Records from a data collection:
——

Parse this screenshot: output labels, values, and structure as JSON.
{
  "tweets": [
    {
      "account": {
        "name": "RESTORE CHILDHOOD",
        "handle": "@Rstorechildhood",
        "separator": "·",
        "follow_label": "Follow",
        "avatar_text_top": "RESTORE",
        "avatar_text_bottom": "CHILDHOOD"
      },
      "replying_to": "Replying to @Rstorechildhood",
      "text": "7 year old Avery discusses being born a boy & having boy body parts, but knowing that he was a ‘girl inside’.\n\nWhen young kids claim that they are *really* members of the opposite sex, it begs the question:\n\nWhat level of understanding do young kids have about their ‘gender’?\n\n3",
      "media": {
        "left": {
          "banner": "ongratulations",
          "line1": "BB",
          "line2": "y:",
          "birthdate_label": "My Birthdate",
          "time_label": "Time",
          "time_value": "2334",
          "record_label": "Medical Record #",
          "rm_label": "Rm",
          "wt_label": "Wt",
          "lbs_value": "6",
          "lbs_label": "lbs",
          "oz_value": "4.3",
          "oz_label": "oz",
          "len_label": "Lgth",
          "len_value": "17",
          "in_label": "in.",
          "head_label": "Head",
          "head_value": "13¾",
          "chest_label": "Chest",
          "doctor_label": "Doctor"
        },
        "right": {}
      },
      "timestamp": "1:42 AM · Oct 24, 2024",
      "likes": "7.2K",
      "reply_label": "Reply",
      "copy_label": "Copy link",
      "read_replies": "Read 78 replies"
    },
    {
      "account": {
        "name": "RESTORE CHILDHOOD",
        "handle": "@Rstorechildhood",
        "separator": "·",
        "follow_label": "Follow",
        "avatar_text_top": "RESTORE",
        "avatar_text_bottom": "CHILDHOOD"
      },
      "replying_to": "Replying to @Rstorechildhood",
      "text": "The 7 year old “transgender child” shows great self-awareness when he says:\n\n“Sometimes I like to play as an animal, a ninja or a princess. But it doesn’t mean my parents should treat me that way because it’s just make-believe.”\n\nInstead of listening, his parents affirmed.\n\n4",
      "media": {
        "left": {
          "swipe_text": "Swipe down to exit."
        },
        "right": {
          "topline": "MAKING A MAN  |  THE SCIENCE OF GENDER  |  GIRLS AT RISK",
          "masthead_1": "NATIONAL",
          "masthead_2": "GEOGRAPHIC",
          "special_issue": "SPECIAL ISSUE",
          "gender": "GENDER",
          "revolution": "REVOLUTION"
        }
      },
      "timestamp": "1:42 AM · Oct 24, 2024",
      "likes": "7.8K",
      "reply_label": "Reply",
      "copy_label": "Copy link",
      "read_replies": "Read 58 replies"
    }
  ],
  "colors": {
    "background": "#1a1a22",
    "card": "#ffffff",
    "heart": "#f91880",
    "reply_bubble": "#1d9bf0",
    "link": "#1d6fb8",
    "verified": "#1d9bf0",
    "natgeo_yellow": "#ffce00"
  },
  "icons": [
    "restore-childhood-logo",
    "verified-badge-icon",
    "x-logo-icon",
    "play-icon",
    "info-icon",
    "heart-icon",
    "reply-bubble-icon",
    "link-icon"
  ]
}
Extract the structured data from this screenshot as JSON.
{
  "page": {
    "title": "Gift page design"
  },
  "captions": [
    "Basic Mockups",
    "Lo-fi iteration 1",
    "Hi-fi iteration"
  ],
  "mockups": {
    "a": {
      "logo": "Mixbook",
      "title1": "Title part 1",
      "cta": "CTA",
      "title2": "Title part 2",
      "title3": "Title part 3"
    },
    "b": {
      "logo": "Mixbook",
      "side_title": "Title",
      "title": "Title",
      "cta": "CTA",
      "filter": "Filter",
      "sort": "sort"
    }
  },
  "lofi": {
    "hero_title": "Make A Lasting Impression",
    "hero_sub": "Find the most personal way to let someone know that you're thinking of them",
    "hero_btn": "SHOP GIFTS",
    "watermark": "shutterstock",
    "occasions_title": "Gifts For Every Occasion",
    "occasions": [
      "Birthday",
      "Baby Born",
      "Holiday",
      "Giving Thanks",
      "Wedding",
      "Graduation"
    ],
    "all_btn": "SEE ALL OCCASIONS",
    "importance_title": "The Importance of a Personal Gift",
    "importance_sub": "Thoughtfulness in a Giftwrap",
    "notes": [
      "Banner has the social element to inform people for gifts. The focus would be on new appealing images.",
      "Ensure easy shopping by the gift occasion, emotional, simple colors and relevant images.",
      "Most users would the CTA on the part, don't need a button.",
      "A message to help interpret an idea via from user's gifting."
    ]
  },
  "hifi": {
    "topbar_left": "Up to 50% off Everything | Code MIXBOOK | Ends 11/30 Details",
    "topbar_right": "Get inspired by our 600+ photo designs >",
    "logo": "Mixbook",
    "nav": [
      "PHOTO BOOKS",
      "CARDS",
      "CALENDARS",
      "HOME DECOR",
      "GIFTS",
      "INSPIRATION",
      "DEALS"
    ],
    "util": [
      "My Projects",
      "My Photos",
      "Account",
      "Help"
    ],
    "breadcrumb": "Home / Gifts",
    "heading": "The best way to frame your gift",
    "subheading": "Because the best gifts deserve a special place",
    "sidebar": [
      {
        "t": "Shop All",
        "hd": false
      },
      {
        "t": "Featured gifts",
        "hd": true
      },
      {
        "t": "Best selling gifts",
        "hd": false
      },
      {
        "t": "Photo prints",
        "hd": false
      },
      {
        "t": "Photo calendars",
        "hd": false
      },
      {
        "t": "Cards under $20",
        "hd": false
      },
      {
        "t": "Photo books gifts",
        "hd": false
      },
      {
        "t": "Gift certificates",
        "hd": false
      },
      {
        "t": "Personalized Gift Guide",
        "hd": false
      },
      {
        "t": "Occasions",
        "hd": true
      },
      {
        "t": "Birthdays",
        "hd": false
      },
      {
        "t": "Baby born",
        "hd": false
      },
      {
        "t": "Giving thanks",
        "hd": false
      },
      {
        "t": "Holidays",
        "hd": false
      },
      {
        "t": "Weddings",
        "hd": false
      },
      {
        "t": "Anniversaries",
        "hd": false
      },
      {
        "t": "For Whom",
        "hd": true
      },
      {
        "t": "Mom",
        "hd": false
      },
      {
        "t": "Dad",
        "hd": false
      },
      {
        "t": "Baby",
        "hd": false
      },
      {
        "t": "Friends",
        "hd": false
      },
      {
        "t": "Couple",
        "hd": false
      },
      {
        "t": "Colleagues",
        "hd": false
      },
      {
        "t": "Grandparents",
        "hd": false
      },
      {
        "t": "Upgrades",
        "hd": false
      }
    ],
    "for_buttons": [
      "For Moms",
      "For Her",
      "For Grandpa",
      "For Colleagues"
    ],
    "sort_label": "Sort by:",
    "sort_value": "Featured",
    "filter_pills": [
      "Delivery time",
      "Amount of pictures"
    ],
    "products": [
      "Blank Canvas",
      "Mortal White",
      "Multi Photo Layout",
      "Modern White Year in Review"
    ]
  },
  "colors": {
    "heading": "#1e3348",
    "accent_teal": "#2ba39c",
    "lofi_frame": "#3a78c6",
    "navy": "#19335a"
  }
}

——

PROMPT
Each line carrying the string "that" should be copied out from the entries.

TASK ANSWER
      "text": "7 year old Avery discusses being born a boy & having boy body parts, but knowing that he was a ‘girl inside’.\n\nWhen young kids claim that they are *really* members of the opposite sex, it begs the question:\n\nWhat level of understanding do young kids have about their ‘gender’?\n\n3",
      "text": "The 7 year old “transgender child” shows great self-awareness when he says:\n\n“Sometimes I like to play as an animal, a ninja or a princess. But it doesn’t mean my parents should treat me that way because it’s just make-believe.”\n\nInstead of listening, his parents affirmed.\n\n4",
    "hero_sub": "Find the most personal way to let someone know that you're thinking of them",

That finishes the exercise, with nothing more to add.